If your host offers to feed you, please let him/her know, in advance, if you have any food allergies or special dietary needs.
A couple of friends came to stay in my house for a few nights – I asked if there were any allergies or preferences for food before they arrived, and the answer came back, ‘no’ – however, on arrival, (at 11:00 at night) I found out that one of the guests had a milk allergy and was just expecting a piece of toast in the morning. I don’t usually keep bread in my house and had nothing to feed her in the morning, despite my efforts.
I am not independently wealthy. Sure, I have a good job, but I live relatively modestly. Don’t expect me to spend my hard-earned resources on your vacation. Yes, I want to go and play with you and I can pay for my own tickets and meals, but I’m not going to pay for yours. This is especially true for the time I’ll be abroad. My resources will be limited. You’ll be expected to pay for your share of what you do.

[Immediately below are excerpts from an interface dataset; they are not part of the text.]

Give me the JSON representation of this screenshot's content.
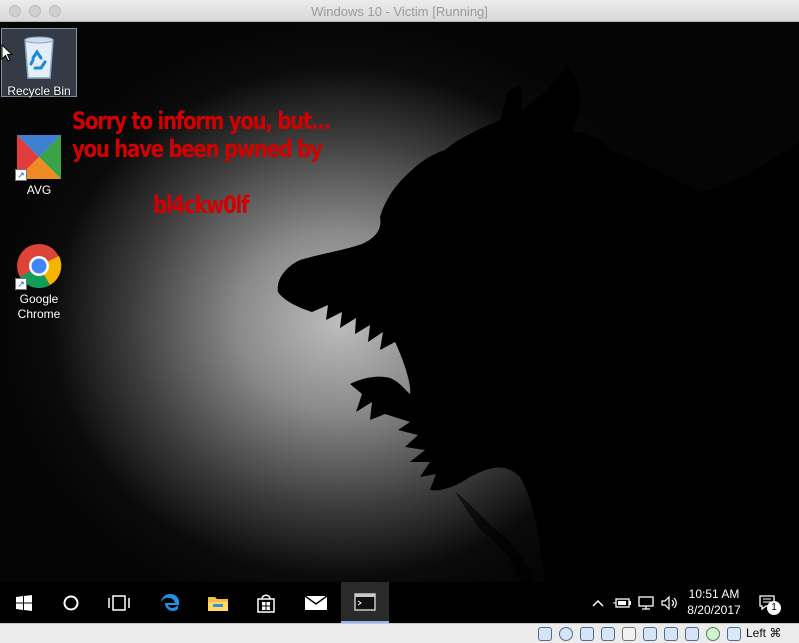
{
  "window": {
    "title": "Windows 10 - Victim [Running]"
  },
  "desktop": {
    "icons": [
      {
        "label": "Recycle Bin"
      },
      {
        "label": "AVG"
      },
      {
        "label": "Google Chrome"
      }
    ],
    "message": {
      "line1": "Sorry to inform you, but...",
      "line2": "you have been pwned by",
      "line3": "bl4ckw0lf",
      "color": "#d40000"
    }
  },
  "taskbar": {
    "clock": {
      "time": "10:51 AM",
      "date": "8/20/2017"
    },
    "notification_count": "1",
    "icons": [
      "windows-start-icon",
      "cortana-search-icon",
      "task-view-icon",
      "edge-icon",
      "file-explorer-icon",
      "store-icon",
      "mail-icon",
      "command-prompt-icon"
    ]
  },
  "statusbar": {
    "host_key": "Left ⌘"
  }
}
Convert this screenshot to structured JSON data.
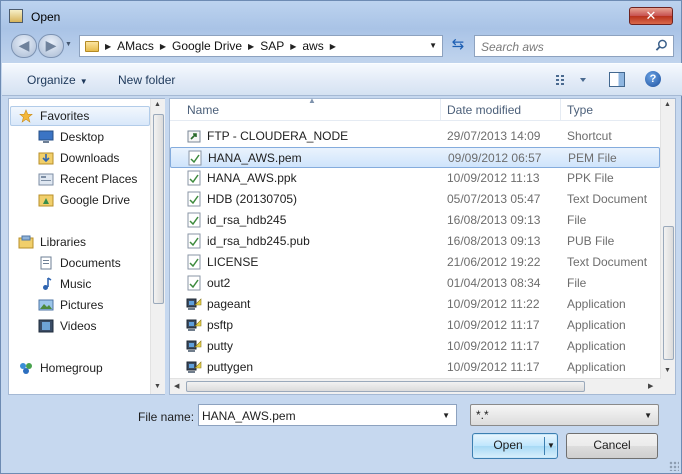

I live in a duplex house and know the girls who live next door to me fairly well. They somehow ended up hosting a guest for several weeks. Every few days I’d hear horror stories about how awfully this guest was behaving. The guest, an RN (that’s a nurse, if you didn’t know) with a great job in the area, had her lease run out on her without the option to renew (the house was being sold). She knew it was happening but failed to actually go out and find a new place to live. Instead, she invited herself to stay with my neighbors because it was free. My poor, unsuspecting neighbors!! While the nurse was there, she also (without permission) ate their food. She ran up their utilities. She used their laundry soap. She used their shampoo and toiletries. She monopolized their living room, leaving her clothing and belongings strewn everywhere. She invited her boyfriend over to make out in the living room until the wee hours of the morning, and played movies very loudly. Then she took all the money she saved on rent, utilities, food and toiletries and went to Thailand for several months. To this day, she doesn’t think she’s done anything wrong.
I’m not sure why there is such a sense of entitlement among so many people these days, and so little willingness to work for what one does have. Mooches are not welcome.
If you're my guest*:
-Expect to pay for your own meals if we eat out.
-Expect that my apartment in Rome will be tiny and there may only be one bed. You may have to share, or sleep on a futon.
-Expect to pay for your own airplane, train, bus, subway and ferry tickets. Also, your own taxis or any other type of transfer from one place to another.
-Expect to pay for your own tickets to tourist attractions. (I’ve already been, if I go again, it’s to go with you, not because I want to pay to see the same place again).
-Unless I have access to internet and an unlimited international calling plan, expect to pay for your own internet and phone use.
-If we have to rent a car or a vehicle, expect to pay for half the rental and gas.
If you can't afford any of the above, then you can't afford to travel.
Now that’s all out of the way, we’ll get along grandly, so let the good times roll!!
* Sorry, readers, this is not an invitation to perfect strangers or quasi-acquaintances to come and stay with me.
For more Departure Lounge articles about preparing to become an expatriot, visit www.departurediaries.com